### Goal of the exercise
Print out every entry that follows, exactly as written.

### Dataset
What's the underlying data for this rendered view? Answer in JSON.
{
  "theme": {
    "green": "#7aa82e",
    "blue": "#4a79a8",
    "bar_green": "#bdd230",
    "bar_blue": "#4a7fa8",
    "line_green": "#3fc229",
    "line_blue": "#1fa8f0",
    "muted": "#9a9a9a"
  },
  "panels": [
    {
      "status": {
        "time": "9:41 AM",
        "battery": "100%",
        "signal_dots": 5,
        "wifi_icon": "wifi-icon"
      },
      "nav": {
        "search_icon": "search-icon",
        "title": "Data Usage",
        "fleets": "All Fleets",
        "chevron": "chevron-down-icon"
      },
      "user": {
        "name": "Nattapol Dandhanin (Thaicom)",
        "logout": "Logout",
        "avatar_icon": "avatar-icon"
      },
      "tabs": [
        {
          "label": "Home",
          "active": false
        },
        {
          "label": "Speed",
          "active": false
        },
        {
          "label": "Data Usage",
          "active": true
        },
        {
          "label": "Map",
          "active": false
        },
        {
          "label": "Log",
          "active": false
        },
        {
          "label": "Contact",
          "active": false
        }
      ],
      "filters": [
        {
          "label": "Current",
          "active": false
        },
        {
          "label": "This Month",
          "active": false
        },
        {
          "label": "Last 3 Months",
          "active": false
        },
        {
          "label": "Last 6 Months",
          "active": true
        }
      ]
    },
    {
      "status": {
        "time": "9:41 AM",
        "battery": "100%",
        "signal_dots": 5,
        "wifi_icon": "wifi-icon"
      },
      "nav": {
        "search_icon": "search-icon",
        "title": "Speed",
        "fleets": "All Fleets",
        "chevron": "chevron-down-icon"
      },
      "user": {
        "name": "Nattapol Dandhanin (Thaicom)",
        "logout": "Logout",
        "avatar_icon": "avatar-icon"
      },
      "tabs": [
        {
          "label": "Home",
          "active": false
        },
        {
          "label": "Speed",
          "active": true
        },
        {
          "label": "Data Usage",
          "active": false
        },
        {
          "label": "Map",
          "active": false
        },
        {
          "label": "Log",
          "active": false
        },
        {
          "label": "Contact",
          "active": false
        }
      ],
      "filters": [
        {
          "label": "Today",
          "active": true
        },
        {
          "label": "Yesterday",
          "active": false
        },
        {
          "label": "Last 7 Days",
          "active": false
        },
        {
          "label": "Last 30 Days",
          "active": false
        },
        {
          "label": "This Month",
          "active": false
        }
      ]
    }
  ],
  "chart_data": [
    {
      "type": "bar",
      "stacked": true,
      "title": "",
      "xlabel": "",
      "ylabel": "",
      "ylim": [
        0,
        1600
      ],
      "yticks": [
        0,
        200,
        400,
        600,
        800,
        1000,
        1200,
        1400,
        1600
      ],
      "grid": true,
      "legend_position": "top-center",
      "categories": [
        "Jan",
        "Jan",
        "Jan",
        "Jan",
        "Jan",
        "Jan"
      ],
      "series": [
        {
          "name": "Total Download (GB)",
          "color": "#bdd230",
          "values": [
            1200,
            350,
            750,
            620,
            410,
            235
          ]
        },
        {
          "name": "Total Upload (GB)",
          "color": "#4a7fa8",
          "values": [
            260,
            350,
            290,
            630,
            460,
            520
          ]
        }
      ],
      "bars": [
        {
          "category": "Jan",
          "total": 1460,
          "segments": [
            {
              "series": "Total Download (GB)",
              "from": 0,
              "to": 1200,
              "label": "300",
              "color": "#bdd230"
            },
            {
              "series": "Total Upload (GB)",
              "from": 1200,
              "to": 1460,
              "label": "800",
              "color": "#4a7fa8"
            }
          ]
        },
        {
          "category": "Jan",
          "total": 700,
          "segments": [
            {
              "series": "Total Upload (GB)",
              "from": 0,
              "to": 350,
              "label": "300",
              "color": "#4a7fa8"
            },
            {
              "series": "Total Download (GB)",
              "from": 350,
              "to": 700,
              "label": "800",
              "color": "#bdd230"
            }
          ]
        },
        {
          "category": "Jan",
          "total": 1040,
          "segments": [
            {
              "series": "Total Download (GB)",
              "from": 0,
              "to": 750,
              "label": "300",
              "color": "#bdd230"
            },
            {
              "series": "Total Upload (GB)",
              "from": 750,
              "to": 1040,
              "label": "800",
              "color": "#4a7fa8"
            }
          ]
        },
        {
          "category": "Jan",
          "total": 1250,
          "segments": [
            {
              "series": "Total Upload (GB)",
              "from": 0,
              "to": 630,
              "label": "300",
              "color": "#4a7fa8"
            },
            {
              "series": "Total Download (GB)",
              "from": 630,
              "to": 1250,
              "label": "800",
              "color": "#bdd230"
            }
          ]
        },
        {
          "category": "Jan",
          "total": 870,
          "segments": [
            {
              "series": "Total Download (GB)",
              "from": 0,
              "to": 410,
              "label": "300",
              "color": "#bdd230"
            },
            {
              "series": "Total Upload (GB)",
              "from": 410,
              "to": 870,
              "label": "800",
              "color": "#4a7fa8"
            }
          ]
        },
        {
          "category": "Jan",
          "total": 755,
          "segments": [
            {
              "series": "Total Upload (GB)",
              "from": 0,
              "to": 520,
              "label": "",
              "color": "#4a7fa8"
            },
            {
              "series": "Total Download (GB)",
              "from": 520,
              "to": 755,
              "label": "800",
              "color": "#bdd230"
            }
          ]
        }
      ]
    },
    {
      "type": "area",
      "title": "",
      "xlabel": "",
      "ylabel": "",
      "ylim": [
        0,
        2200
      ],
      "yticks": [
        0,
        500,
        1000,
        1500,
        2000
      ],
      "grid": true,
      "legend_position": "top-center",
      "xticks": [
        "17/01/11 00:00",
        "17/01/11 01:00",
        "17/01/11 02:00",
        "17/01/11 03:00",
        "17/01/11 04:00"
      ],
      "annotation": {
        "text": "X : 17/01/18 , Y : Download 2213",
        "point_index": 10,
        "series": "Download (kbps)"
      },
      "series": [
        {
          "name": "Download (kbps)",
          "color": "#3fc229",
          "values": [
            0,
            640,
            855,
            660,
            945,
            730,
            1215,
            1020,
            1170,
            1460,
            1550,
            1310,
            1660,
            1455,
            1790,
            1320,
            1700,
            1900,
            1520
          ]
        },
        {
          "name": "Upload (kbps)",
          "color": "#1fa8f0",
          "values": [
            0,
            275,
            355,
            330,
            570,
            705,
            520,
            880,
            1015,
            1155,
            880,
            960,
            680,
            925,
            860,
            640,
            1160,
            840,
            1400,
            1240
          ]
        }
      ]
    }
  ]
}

### Reply
What's the underlying data for this rendered view? Answer in JSON.
{
  "theme": {
    "green": "#7aa82e",
    "blue": "#4a79a8",
    "bar_green": "#bdd230",
    "bar_blue": "#4a7fa8",
    "line_green": "#3fc229",
    "line_blue": "#1fa8f0",
    "muted": "#9a9a9a"
  },
  "panels": [
    {
      "status": {
        "time": "9:41 AM",
        "battery": "100%",
        "signal_dots": 5,
        "wifi_icon": "wifi-icon"
      },
      "nav": {
        "search_icon": "search-icon",
        "title": "Data Usage",
        "fleets": "All Fleets",
        "chevron": "chevron-down-icon"
      },
      "user": {
        "name": "Nattapol Dandhanin (Thaicom)",
        "logout": "Logout",
        "avatar_icon": "avatar-icon"
      },
      "tabs": [
        {
          "label": "Home",
          "active": false
        },
        {
          "label": "Speed",
          "active": false
        },
        {
          "label": "Data Usage",
          "active": true
        },
        {
          "label": "Map",
          "active": false
        },
        {
          "label": "Log",
          "active": false
        },
        {
          "label": "Contact",
          "active": false
        }
      ],
      "filters": [
        {
          "label": "Current",
          "active": false
        },
        {
          "label": "This Month",
          "active": false
        },
        {
          "label": "Last 3 Months",
          "active": false
        },
        {
          "label": "Last 6 Months",
          "active": true
        }
      ]
    },
    {
      "status": {
        "time": "9:41 AM",
        "battery": "100%",
        "signal_dots": 5,
        "wifi_icon": "wifi-icon"
      },
      "nav": {
        "search_icon": "search-icon",
        "title": "Speed",
        "fleets": "All Fleets",
        "chevron": "chevron-down-icon"
      },
      "user": {
        "name": "Nattapol Dandhanin (Thaicom)",
        "logout": "Logout",
        "avatar_icon": "avatar-icon"
      },
      "tabs": [
        {
          "label": "Home",
          "active": false
        },
        {
          "label": "Speed",
          "active": true
        },
        {
          "label": "Data Usage",
          "active": false
        },
        {
          "label": "Map",
          "active": false
        },
        {
          "label": "Log",
          "active": false
        },
        {
          "label": "Contact",
          "active": false
        }
      ],
      "filters": [
        {
          "label": "Today",
          "active": true
        },
        {
          "label": "Yesterday",
          "active": false
        },
        {
          "label": "Last 7 Days",
          "active": false
        },
        {
          "label": "Last 30 Days",
          "active": false
        },
        {
          "label": "This Month",
          "active": false
        }
      ]
    }
  ],
  "chart_data": [
    {
      "type": "bar",
      "stacked": true,
      "title": "",
      "xlabel": "",
      "ylabel": "",
      "ylim": [
        0,
        1600
      ],
      "yticks": [
        0,
        200,
        400,
        600,
        800,
        1000,
        1200,
        1400,
        1600
      ],
      "grid": true,
      "legend_position": "top-center",
      "categories": [
        "Jan",
        "Jan",
        "Jan",
        "Jan",
        "Jan",
        "Jan"
      ],
      "series": [
        {
          "name": "Total Download (GB)",
          "color": "#bdd230",
          "values": [
            1200,
            350,
            750,
            620,
            410,
            235
          ]
        },
        {
          "name": "Total Upload (GB)",
          "color": "#4a7fa8",
          "values": [
            260,
            350,
            290,
            630,
            460,
            520
          ]
        }
      ],
      "bars": [
        {
          "category": "Jan",
          "total": 1460,
          "segments": [
            {
              "series": "Total Download (GB)",
              "from": 0,
              "to": 1200,
              "label": "300",
              "color": "#bdd230"
            },
            {
              "series": "Total Upload (GB)",
              "from": 1200,
              "to": 1460,
              "label": "800",
              "color": "#4a7fa8"
            }
          ]
        },
        {
          "category": "Jan",
          "total": 700,
          "segments": [
            {
              "series": "Total Upload (GB)",
              "from": 0,
              "to": 350,
              "label": "300",
              "color": "#4a7fa8"
            },
            {
              "series": "Total Download (GB)",
              "from": 350,
              "to": 700,
              "label": "800",
              "color": "#bdd230"
            }
          ]
        },
        {
          "category": "Jan",
          "total": 1040,
          "segments": [
            {
              "series": "Total Download (GB)",
              "from": 0,
              "to": 750,
              "label": "300",
              "color": "#bdd230"
            },
            {
              "series": "Total Upload (GB)",
              "from": 750,
              "to": 1040,
              "label": "800",
              "color": "#4a7fa8"
            }
          ]
        },
        {
          "category": "Jan",
          "total": 1250,
          "segments": [
            {
              "series": "Total Upload (GB)",
              "from": 0,
              "to": 630,
              "label": "300",
              "color": "#4a7fa8"
            },
            {
              "series": "Total Download (GB)",
              "from": 630,
              "to": 1250,
              "label": "800",
              "color": "#bdd230"
            }
          ]
        },
        {
          "category": "Jan",
          "total": 870,
          "segments": [
            {
              "series": "Total Download (GB)",
              "from": 0,
              "to": 410,
              "label": "300",
              "color": "#bdd230"
            },
            {
              "series": "Total Upload (GB)",
              "from": 410,
              "to": 870,
              "label": "800",
              "color": "#4a7fa8"
            }
          ]
        },
        {
          "category": "Jan",
          "total": 755,
          "segments": [
            {
              "series": "Total Upload (GB)",
              "from": 0,
              "to": 520,
              "label": "",
              "color": "#4a7fa8"
            },
            {
              "series": "Total Download (GB)",
              "from": 520,
              "to": 755,
              "label": "800",
              "color": "#bdd230"
            }
          ]
        }
      ]
    },
    {
      "type": "area",
      "title": "",
      "xlabel": "",
      "ylabel": "",
      "ylim": [
        0,
        2200
      ],
      "yticks": [
        0,
        500,
        1000,
        1500,
        2000
      ],
      "grid": true,
      "legend_position": "top-center",
      "xticks": [
        "17/01/11 00:00",
        "17/01/11 01:00",
        "17/01/11 02:00",
        "17/01/11 03:00",
        "17/01/11 04:00"
      ],
      "annotation": {
        "text": "X : 17/01/18 , Y : Download 2213",
        "point_index": 10,
        "series": "Download (kbps)"
      },
      "series": [
        {
          "name": "Download (kbps)",
          "color": "#3fc229",
          "values": [
            0,
            640,
            855,
            660,
            945,
            730,
            1215,
            1020,
            1170,
            1460,
            1550,
            1310,
            1660,
            1455,
            1790,
            1320,
            1700,
            1900,
            1520
          ]
        },
        {
          "name": "Upload (kbps)",
          "color": "#1fa8f0",
          "values": [
            0,
            275,
            355,
            330,
            570,
            705,
            520,
            880,
            1015,
            1155,
            880,
            960,
            680,
            925,
            860,
            640,
            1160,
            840,
            1400,
            1240
          ]
        }
      ]
    }
  ]
}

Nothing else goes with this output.